So how do you know just when to pick Cucamelons? The fruit will form just below the flower, which will wither as the fruit develops. The fruit is ready for picking when it right around an inch long and firm – neither hard nor soft – and there is no more flower.
Guideline aside, it’s really not a great mystery – a little experimentation and you’ll have it down pat within days. What you do need to do without fail is that after the flowers appear, monitor the vines for pickable fruit every other day or even on a daily basis.
Snip off the fruits with a pair of secateurs; avoid trying to pull them off as the vines are delicate. Harvesting will go very smoothly if you have those secateurs in one hand and a bowl in the other.
You can store Cucamelons in the fridge’s crisper but for no more than three or four days.
Common Diseases and Problems
Cucamelon vine is well known to be pest-resistant and disease-free.
On occasion a vine may get powdery mildew or aphids.
Powdery mildew can be avoided by watering at soil level and ensuring that the plant is not closed-in by trees, other plants, or structures so that it can enjoy good air circulation.
Though aphids only infrequently attack Cucamelon, they are among the most dangerous of pests as they are hard to control because of how very rapidly they breed. A one-percent solution of Orthene is normally the ‘go to’ remedy to eliminate aphids quickly but because Cucamelon is an edible vine you will want to use organic methods. You can either get and release ladybugs and lacewings at the site of the infestation or clean it and spray it with Safer’s insecticidal soap, which is an organic product. (Do not attempt both methods in conjunction because Safer’s soap will put off ladybugs and lacewings.)
Where to Get Cucamelon

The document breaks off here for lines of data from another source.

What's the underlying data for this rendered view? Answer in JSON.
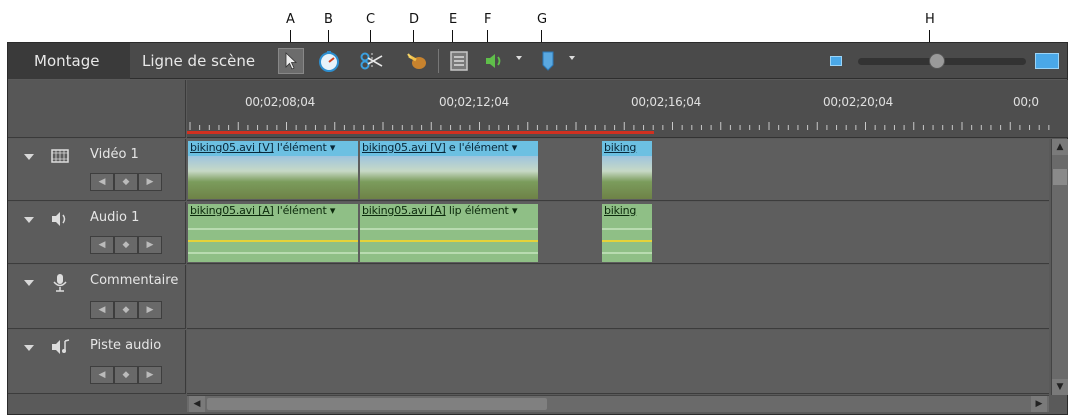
{
  "callouts": [
    "A",
    "B",
    "C",
    "D",
    "E",
    "F",
    "G",
    "H"
  ],
  "tabs": {
    "montage": "Montage",
    "scene_line": "Ligne de scène"
  },
  "tools": {
    "selection": "arrow-cursor-icon",
    "time_stretch": "stopwatch-icon",
    "split": "scissors-icon",
    "smart_fix": "smart-trim-icon",
    "properties": "list-icon",
    "audio": "speaker-icon",
    "marker": "marker-icon"
  },
  "zoom": {
    "level": 0.47
  },
  "ruler": {
    "timecodes": [
      "00;02;08;04",
      "00;02;12;04",
      "00;02;16;04",
      "00;02;20;04",
      "00;0"
    ]
  },
  "tracks": [
    {
      "name": "Vidéo 1",
      "icon": "film-icon",
      "clips": [
        "biking05.avi [V]",
        "l'élément ▾",
        "biking05.avi [V]",
        "e l'élément ▾",
        "biking"
      ]
    },
    {
      "name": "Audio 1",
      "icon": "speaker-icon",
      "clips": [
        "biking05.avi [A]",
        "l'élément ▾",
        "biking05.avi [A]",
        "lip élément ▾",
        "biking"
      ]
    },
    {
      "name": "Commentaire",
      "icon": "microphone-icon",
      "clips": []
    },
    {
      "name": "Piste audio",
      "icon": "music-speaker-icon",
      "clips": []
    }
  ],
  "colors": {
    "video_clip": "#4aa7cf",
    "audio_clip": "#8fbf86",
    "playback_range": "#d03020",
    "audio_level": "#e6d23a"
  }
}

The popularity of Cucamelon is on the rise but it is certainly not a plant that you can walk into your neighbourhood nursery and expect to find. Nurseries that sell potted plants or bare-root vines are still few and far between. However, you will surely find some if you search online.

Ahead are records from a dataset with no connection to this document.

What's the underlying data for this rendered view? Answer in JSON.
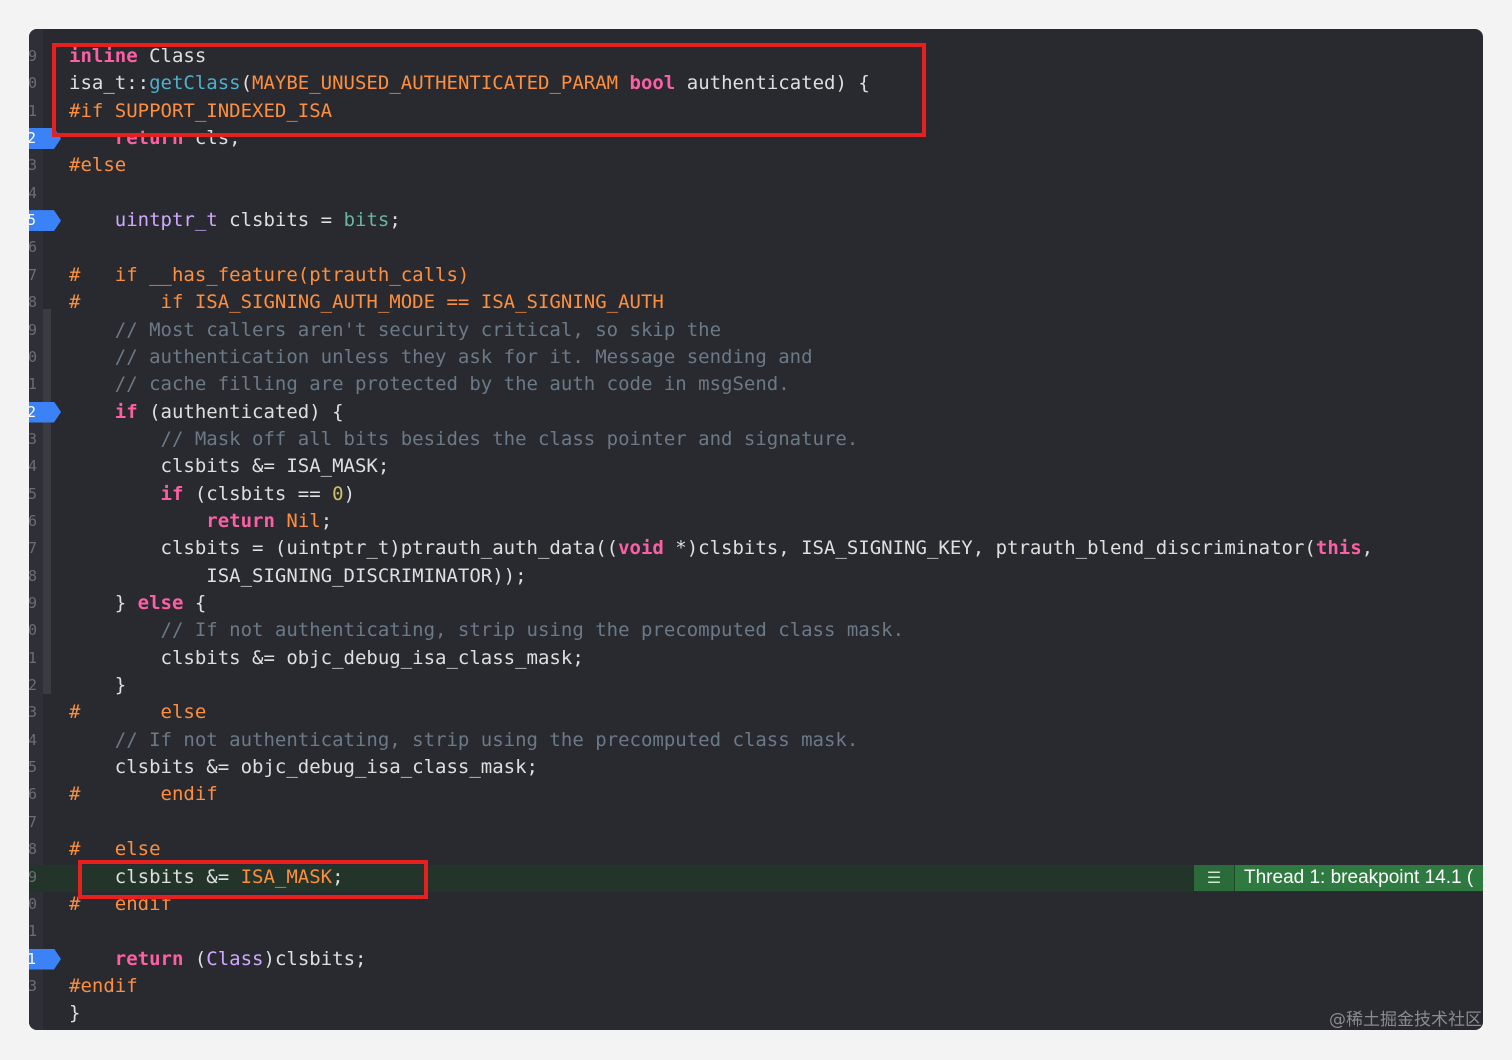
{
  "colors": {
    "keyword": "#fc5fa3",
    "preprocessor": "#fd8f3f",
    "comment": "#6c7986",
    "type": "#d0a8ff",
    "function": "#4eb0cc",
    "member": "#67b7a4",
    "number": "#d0bf69",
    "plain": "#dfdfe0",
    "breakpoint": "#3b82f6",
    "highlight_box": "#e5201f"
  },
  "gutter_numbers": [
    "9",
    "0",
    "1",
    "2",
    "3",
    "4",
    "5",
    "6",
    "7",
    "8",
    "9",
    "0",
    "1",
    "2",
    "3",
    "4",
    "5",
    "6",
    "7",
    "8",
    "9",
    "0",
    "1",
    "2",
    "3",
    "4",
    "5",
    "6",
    "7",
    "8",
    "9",
    "0",
    "1",
    "2",
    "3"
  ],
  "breakpoints": [
    "2",
    "5",
    "2",
    "1"
  ],
  "lines": [
    [
      {
        "t": "inline",
        "c": "kw"
      },
      {
        "t": " Class",
        "c": "pl"
      }
    ],
    [
      {
        "t": "isa_t::",
        "c": "pl"
      },
      {
        "t": "getClass",
        "c": "fn"
      },
      {
        "t": "(",
        "c": "pl"
      },
      {
        "t": "MAYBE_UNUSED_AUTHENTICATED_PARAM",
        "c": "pp"
      },
      {
        "t": " ",
        "c": "pl"
      },
      {
        "t": "bool",
        "c": "kw"
      },
      {
        "t": " authenticated) {",
        "c": "pl"
      }
    ],
    [
      {
        "t": "#if SUPPORT_INDEXED_ISA",
        "c": "pp"
      }
    ],
    [
      {
        "t": "    ",
        "c": "pl"
      },
      {
        "t": "return",
        "c": "kw"
      },
      {
        "t": " cls;",
        "c": "pl"
      }
    ],
    [
      {
        "t": "#else",
        "c": "pp"
      }
    ],
    [],
    [
      {
        "t": "    ",
        "c": "pl"
      },
      {
        "t": "uintptr_t",
        "c": "ty"
      },
      {
        "t": " clsbits = ",
        "c": "pl"
      },
      {
        "t": "bits",
        "c": "mb"
      },
      {
        "t": ";",
        "c": "pl"
      }
    ],
    [],
    [
      {
        "t": "#   if __has_feature(ptrauth_calls)",
        "c": "pp"
      }
    ],
    [
      {
        "t": "#       if ISA_SIGNING_AUTH_MODE == ISA_SIGNING_AUTH",
        "c": "pp"
      }
    ],
    [
      {
        "t": "    // Most callers aren't security critical, so skip the",
        "c": "cm"
      }
    ],
    [
      {
        "t": "    // authentication unless they ask for it. Message sending and",
        "c": "cm"
      }
    ],
    [
      {
        "t": "    // cache filling are protected by the auth code in msgSend.",
        "c": "cm"
      }
    ],
    [
      {
        "t": "    ",
        "c": "pl"
      },
      {
        "t": "if",
        "c": "kw"
      },
      {
        "t": " (authenticated) {",
        "c": "pl"
      }
    ],
    [
      {
        "t": "        // Mask off all bits besides the class pointer and signature.",
        "c": "cm"
      }
    ],
    [
      {
        "t": "        clsbits &= ISA_MASK;",
        "c": "pl"
      }
    ],
    [
      {
        "t": "        ",
        "c": "pl"
      },
      {
        "t": "if",
        "c": "kw"
      },
      {
        "t": " (clsbits == ",
        "c": "pl"
      },
      {
        "t": "0",
        "c": "nm"
      },
      {
        "t": ")",
        "c": "pl"
      }
    ],
    [
      {
        "t": "            ",
        "c": "pl"
      },
      {
        "t": "return",
        "c": "kw"
      },
      {
        "t": " ",
        "c": "pl"
      },
      {
        "t": "Nil",
        "c": "pp"
      },
      {
        "t": ";",
        "c": "pl"
      }
    ],
    [
      {
        "t": "        clsbits = (uintptr_t)ptrauth_auth_data((",
        "c": "pl"
      },
      {
        "t": "void",
        "c": "kw"
      },
      {
        "t": " *)clsbits, ISA_SIGNING_KEY, ptrauth_blend_discriminator(",
        "c": "pl"
      },
      {
        "t": "this",
        "c": "kw"
      },
      {
        "t": ",",
        "c": "pl"
      }
    ],
    [
      {
        "t": "            ISA_SIGNING_DISCRIMINATOR));",
        "c": "pl"
      }
    ],
    [
      {
        "t": "    } ",
        "c": "pl"
      },
      {
        "t": "else",
        "c": "kw"
      },
      {
        "t": " {",
        "c": "pl"
      }
    ],
    [
      {
        "t": "        // If not authenticating, strip using the precomputed class mask.",
        "c": "cm"
      }
    ],
    [
      {
        "t": "        clsbits &= objc_debug_isa_class_mask;",
        "c": "pl"
      }
    ],
    [
      {
        "t": "    }",
        "c": "pl"
      }
    ],
    [
      {
        "t": "#       else",
        "c": "pp"
      }
    ],
    [
      {
        "t": "    // If not authenticating, strip using the precomputed class mask.",
        "c": "cm"
      }
    ],
    [
      {
        "t": "    clsbits &= objc_debug_isa_class_mask;",
        "c": "pl"
      }
    ],
    [
      {
        "t": "#       endif",
        "c": "pp"
      }
    ],
    [],
    [
      {
        "t": "#   else",
        "c": "pp"
      }
    ],
    [
      {
        "t": "    clsbits &= ",
        "c": "pl"
      },
      {
        "t": "ISA_MASK",
        "c": "pp"
      },
      {
        "t": ";",
        "c": "pl"
      }
    ],
    [
      {
        "t": "#   endif",
        "c": "pp"
      }
    ],
    [],
    [
      {
        "t": "    ",
        "c": "pl"
      },
      {
        "t": "return",
        "c": "kw"
      },
      {
        "t": " (",
        "c": "pl"
      },
      {
        "t": "Class",
        "c": "ty"
      },
      {
        "t": ")clsbits;",
        "c": "pl"
      }
    ],
    [
      {
        "t": "#endif",
        "c": "pp"
      }
    ],
    [
      {
        "t": "}",
        "c": "pl"
      }
    ]
  ],
  "thread_badge": {
    "icon": "list-icon",
    "label": "Thread 1: breakpoint 14.1 ("
  },
  "watermark": "@稀土掘金技术社区"
}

The best option is to buy Cucamelon seeds. These are much more readily available, both at brick-and-mortar garden centres and also online. Though Cucamelon vines take their own sweet time to germinate, they are not particularly difficult to grow and care for, so seeds are really the way to go.
As you harvest your fruit you may well end up munching on a few, for Cucamelons are irresistible and can be eaten off the vine! Slice them in half and add to tossed salads, or even drop them whole. But that’s hardly all.

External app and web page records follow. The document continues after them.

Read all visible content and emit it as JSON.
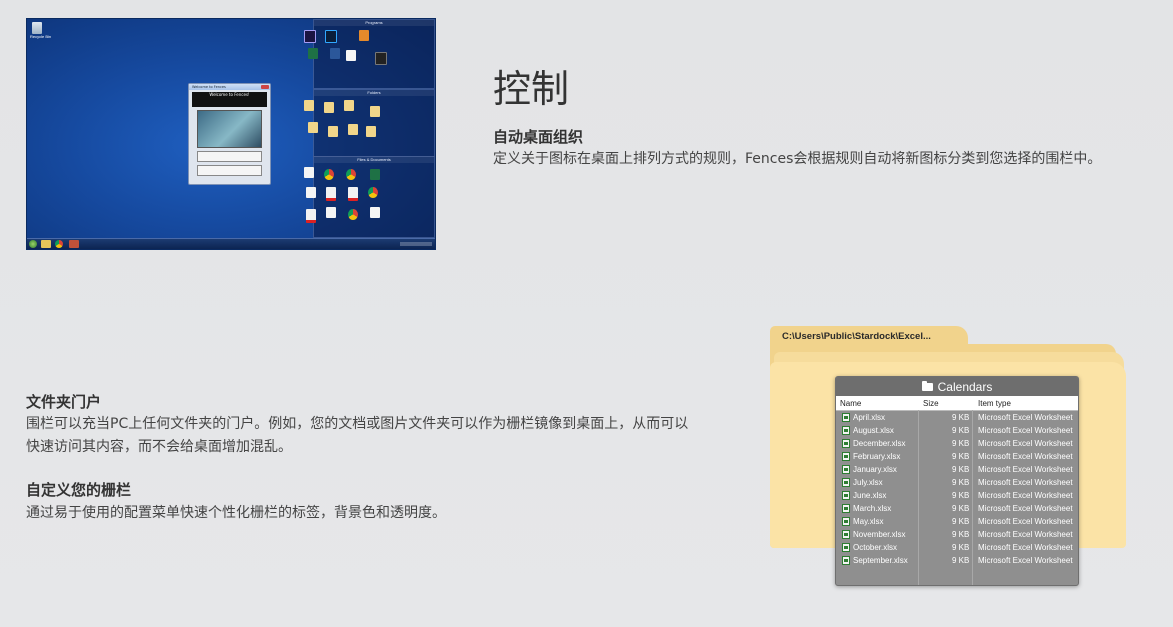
{
  "control": {
    "heading": "控制",
    "auto_org_title": "自动桌面组织",
    "auto_org_desc": "定义关于图标在桌面上排列方式的规则，Fences会根据规则自动将新图标分类到您选择的围栏中。",
    "folder_portal_title": "文件夹门户",
    "folder_portal_desc": "围栏可以充当PC上任何文件夹的门户。例如，您的文档或图片文件夹可以作为栅栏镜像到桌面上，从而可以快速访问其内容，而不会给桌面增加混乱。",
    "custom_title": "自定义您的栅栏",
    "custom_desc": "通过易于使用的配置菜单快速个性化栅栏的标签，背景色和透明度。"
  },
  "desktop_screenshot": {
    "recycle_bin": "Recycle Bin",
    "fence_programs": "Programs",
    "fence_folders": "Folders",
    "fence_files": "Files & Documents",
    "dialog_title": "Welcome to Fences",
    "dialog_header": "Welcome to Fences!"
  },
  "explorer": {
    "path": "C:\\Users\\Public\\Stardock\\Excel...",
    "folder_title": "Calendars",
    "columns": {
      "name": "Name",
      "size": "Size",
      "type": "Item type"
    },
    "files": [
      {
        "name": "April.xlsx",
        "size": "9 KB",
        "type": "Microsoft Excel Worksheet"
      },
      {
        "name": "August.xlsx",
        "size": "9 KB",
        "type": "Microsoft Excel Worksheet"
      },
      {
        "name": "December.xlsx",
        "size": "9 KB",
        "type": "Microsoft Excel Worksheet"
      },
      {
        "name": "February.xlsx",
        "size": "9 KB",
        "type": "Microsoft Excel Worksheet"
      },
      {
        "name": "January.xlsx",
        "size": "9 KB",
        "type": "Microsoft Excel Worksheet"
      },
      {
        "name": "July.xlsx",
        "size": "9 KB",
        "type": "Microsoft Excel Worksheet"
      },
      {
        "name": "June.xlsx",
        "size": "9 KB",
        "type": "Microsoft Excel Worksheet"
      },
      {
        "name": "March.xlsx",
        "size": "9 KB",
        "type": "Microsoft Excel Worksheet"
      },
      {
        "name": "May.xlsx",
        "size": "9 KB",
        "type": "Microsoft Excel Worksheet"
      },
      {
        "name": "November.xlsx",
        "size": "9 KB",
        "type": "Microsoft Excel Worksheet"
      },
      {
        "name": "October.xlsx",
        "size": "9 KB",
        "type": "Microsoft Excel Worksheet"
      },
      {
        "name": "September.xlsx",
        "size": "9 KB",
        "type": "Microsoft Excel Worksheet"
      }
    ]
  },
  "colors": {
    "folder_yellow": "#f1d38c",
    "panel_gray": "#8f8f8f",
    "desktop_blue": "#164aa0"
  }
}
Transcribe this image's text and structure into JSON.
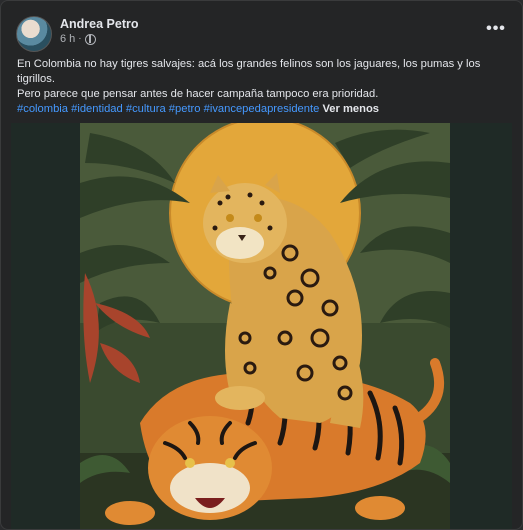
{
  "post": {
    "author": "Andrea Petro",
    "time": "6 h",
    "separator": "·",
    "privacy_icon": "globe-icon",
    "more_icon": "more-options-icon",
    "text_line1": "En Colombia no hay tigres salvajes: acá los grandes felinos son los jaguares, los pumas y los tigrillos.",
    "text_line2": "Pero parece que pensar antes de hacer campaña tampoco era prioridad.",
    "hashtags": [
      "#colombia",
      "#identidad",
      "#cultura",
      "#petro",
      "#ivancepedapresidente"
    ],
    "see_less": "Ver menos"
  },
  "colors": {
    "background": "#242526",
    "text": "#e4e6eb",
    "secondary_text": "#b0b3b8",
    "link": "#4599ff"
  }
}
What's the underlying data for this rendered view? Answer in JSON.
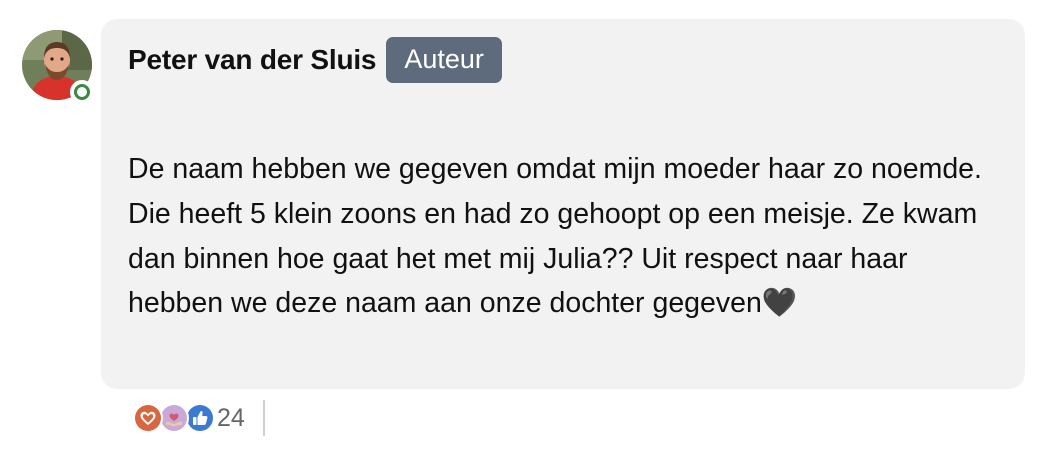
{
  "comment": {
    "author": {
      "name": "Peter van der Sluis",
      "badge": "Auteur",
      "online": true
    },
    "text": "De naam hebben we gegeven omdat mijn moeder haar zo noemde. Die heeft 5 klein zoons en had zo gehoopt op een meisje. Ze kwam dan binnen hoe gaat het met mij Julia?? Uit respect naar haar hebben we deze naam aan onze dochter gegeven🖤",
    "reactions": {
      "icons": [
        "heart-reaction-icon",
        "celebrate-reaction-icon",
        "like-reaction-icon"
      ],
      "count": "24"
    }
  },
  "colors": {
    "bubble_background": "#f2f2f2",
    "badge_background": "#5e6b7d",
    "presence_green": "#3a8a3f",
    "text": "#111111",
    "muted_text": "#666666"
  }
}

Mouse Melons make a crunchy, tangy snack to serve with olives and nuts to accompany aperitifs like dry white wine or dry martinis. You can spear them with toothpicks or simply put one in a martini just as you would an olive. (Ian Fleming’s secret notes reveal that 007 was so crazy about Cucamelons that if he got a couple of them in a martini, he would happily accept it even if it was only stirred . . . and not shaken.)
You can make a delicious pickle with cucamelon, gherkins, dill, and such. They can be diced and mixed into salsas. They will impart a zestful flavour if added to a veggie stir-fry.
Cucamelon are also a fine addition to sangria, either as an ingredient when you make it or to be sliced in half and stirred in later.
Would you believe that the word ‘superfood’ is beginning to be bandied about for this cute ‘mouse melon’? Though that is probably an exaggeration there is no gainsaying the nutritional value of Cucamelon.
To begin with, it is a very good sources of dietary fibre. More importantly it contains lycopene, beta-carotene, and other anti-oxidants. It is especially rich in potassium. Finally, it supplies significant amounts of Vitamins C and E.
The net result is that this fruit has an anti-ageing effect and promotes neurological health. It is also considered to be anti-diabetic, anti-inflammatory and anti-cancer.